Redford was doing a junket for “Quiz Show” and knowing that I was going to see him that afternoon for the [Entertainment Tonight] interview, I brought my copy of “McMullen,” a rough cut on VHS. I sat through his interview, and while he spoke I went through my 30-second spiel about a hundred times. The minute the interview ended he went to the elevator, I cut around the other door, met him there, gave him the spiel, handed him the VHS. I basically said, "I’m an indie filmmaker, I made this movie, I just need a little help. Would you please look at it or have someone in your office look at it?" He took it and said, ‘Sure, we’ll be in touch.’ And that was it. Six months later or so we get the phone call from the Sundance festival itself saying the film had been accepted into competition. And then a few months after that when I finally get up to Park City and the film screens, I meet Redford afterwards and that’s when he comes up to me and says, "Hey, it took a lot of balls doing what you did."
“The Brothers McMullen” went on to win Sundance’s Grand Jury Prize, the festival's highest accolade. Burns sold it to 20th Century Fox and the film raked in a cool $10 million. Suddenly, he was labeled Hollywood’s hottest young independent filmmaker.
But Burns’ book is less about that meteoric rise and more about what happened next. The 20 years that followed were a roller coaster ride that eventually slammed Burns’ foot so hard in that door of Hollywood that he couldn’t get a movie made.
I’ve written and directed 11 movies. Six of which no one has ever heard of for the most part. And those movies didn’t just get bad reviews and bomb at the box office, some were even met with just complete apathy, which is worse. So it was tough to muster it up yet again to say, "You know what? I know that I have something to say."
What followed was some self-reflection and a realization that to get back to where he started, he needed to work like he did at the start. So he sat down and hashed out a plan with his producer.
We were at a bar. and we started to write down the sort of "McMullen" guidelines: $25,000, I can self-finance that, we’ll start there. But then we thought we’ll shoot it in 12 days like "McMullen," only use unknown actors. They’re all going to do their own hair and makeup, they’ve got to wear their own clothes, we’re not going to pay for a single location, which means we’ve got to call in favors or just use city streets. And we’re going to go back and use a three-man crew. Let’s just see if we can do that again.
Burns released “Nice Guy Johnny” in 2010, skipping the art houses in lieu of premiering the film on iTunes. Because the film was so cheap to make, it couldn’t help but turn a profit, and the digital-first strategy put Burns back in the spotlight.
Burns has now teamed up with Stephen Spielberg on a television series Burns is writing and directing for TNT. The show is called “Public Morals” and is set to debut next fall.
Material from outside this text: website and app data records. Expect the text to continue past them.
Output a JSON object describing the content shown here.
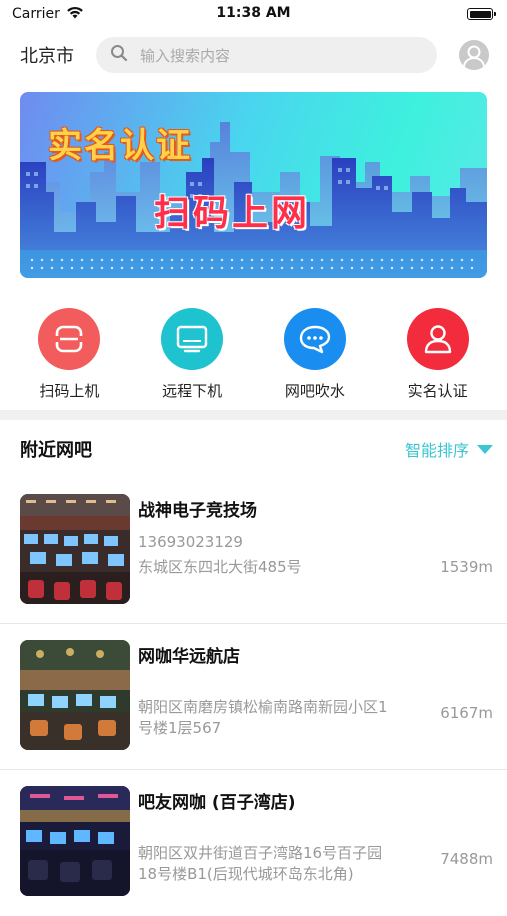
{
  "status_bar": {
    "carrier": "Carrier",
    "time": "11:38 AM"
  },
  "header": {
    "city": "北京市",
    "search_placeholder": "输入搜索内容"
  },
  "banner": {
    "line1": "实名认证",
    "line2": "扫码上网"
  },
  "actions": [
    {
      "label": "扫码上机",
      "color": "#f25c5c",
      "icon": "scan-icon"
    },
    {
      "label": "远程下机",
      "color": "#1fc3cf",
      "icon": "monitor-icon"
    },
    {
      "label": "网吧吹水",
      "color": "#1a8ef0",
      "icon": "chat-icon"
    },
    {
      "label": "实名认证",
      "color": "#f22c3c",
      "icon": "user-icon"
    }
  ],
  "nearby": {
    "title": "附近网吧",
    "sort_label": "智能排序"
  },
  "cafes": [
    {
      "name": "战神电子竞技场",
      "phone": "13693023129",
      "address": "东城区东四北大街485号",
      "distance": "1539m"
    },
    {
      "name": "网咖华远航店",
      "phone": "",
      "address": "朝阳区南磨房镇松榆南路南新园小区1号楼1层567",
      "distance": "6167m"
    },
    {
      "name": "吧友网咖 (百子湾店)",
      "phone": "",
      "address": "朝阳区双井街道百子湾路16号百子园18号楼B1(后现代城环岛东北角)",
      "distance": "7488m"
    }
  ],
  "colors": {
    "accent": "#3cc6d2"
  }
}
Burns says shows like "The Sopranos," "The Wire" and "Mad Men" have slowly proven that cable television is the new playground for independent filmmakers.
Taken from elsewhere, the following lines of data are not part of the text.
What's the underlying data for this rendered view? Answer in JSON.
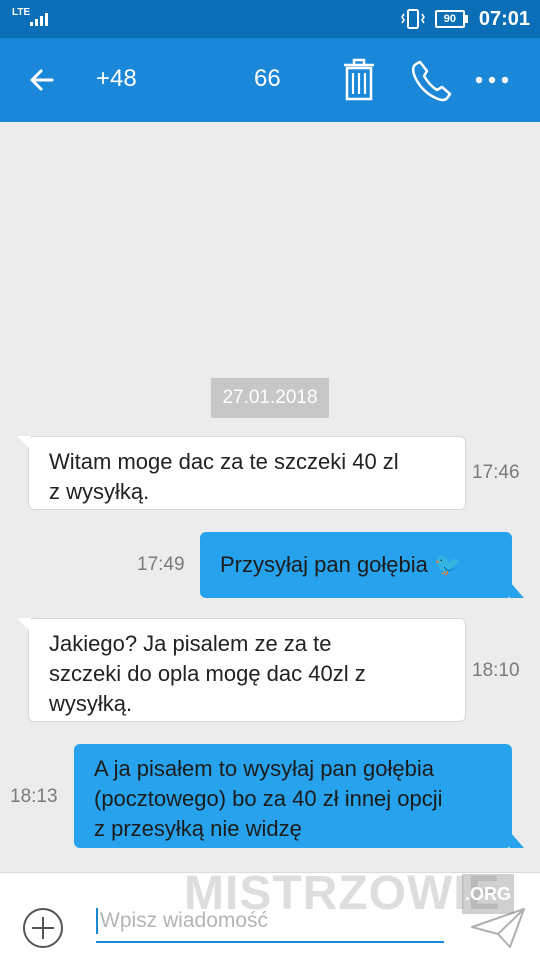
{
  "status_bar": {
    "network": "LTE",
    "battery": "90",
    "time": "07:01"
  },
  "toolbar": {
    "contact_start": "+48",
    "contact_end": "66"
  },
  "conversation": {
    "date": "27.01.2018",
    "messages": [
      {
        "direction": "incoming",
        "lines": [
          "Witam moge dac za te szczeki 40 zl",
          "z wysyłką."
        ],
        "time": "17:46"
      },
      {
        "direction": "outgoing",
        "lines": [
          "Przysyłaj pan gołębia 🐦"
        ],
        "time": "17:49"
      },
      {
        "direction": "incoming",
        "lines": [
          "Jakiego? Ja pisalem ze za te",
          "szczeki do opla mogę dac 40zl z",
          "wysyłką."
        ],
        "time": "18:10"
      },
      {
        "direction": "outgoing",
        "lines": [
          "A ja pisałem to wysyłaj pan gołębia",
          "(pocztowego) bo za 40 zł innej opcji",
          "z przesyłką nie widzę"
        ],
        "time": "18:13"
      }
    ]
  },
  "composer": {
    "placeholder": "Wpisz wiadomość"
  },
  "watermark": {
    "text": "MISTRZOWIE",
    "org": ".ORG"
  },
  "colors": {
    "status_bar": "#0b6fb8",
    "toolbar": "#1a87d8",
    "outgoing_bubble": "#27a3ee",
    "incoming_bubble": "#ffffff",
    "background": "#ececec"
  },
  "icons": [
    "back-arrow-icon",
    "trash-icon",
    "phone-icon",
    "more-icon",
    "plus-icon",
    "send-icon",
    "vibrate-icon",
    "signal-icon"
  ]
}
You look at what makes those shows great. At the helm is someone who was left alone. One artist at the center and it’s their vision and they’re given the freedom to see that vision through.
It doesn’t matter whether it’s the small screen or the silver screen, to Burns that’s what the term “independent” has always meant.
If there is a singular voice, and that person is able to make the movie without any interference, to me that’s what independent film is.
NBC Chief Anchor Brian Williams has been bombarded by criticism this week over his shifting accounts of a 2003 helicopter landing in the Iraqi desert.
Once depleted by decades of overfishing, rockfish have rebounded. But it's hard to tell this conservation and fishery management success story if purveyors continue to misidentify the tasty fish.
Inquiring minds want to know: What's with the Gedde Watanabe shade in Thursday's post about Asian-Americans in TV and movies?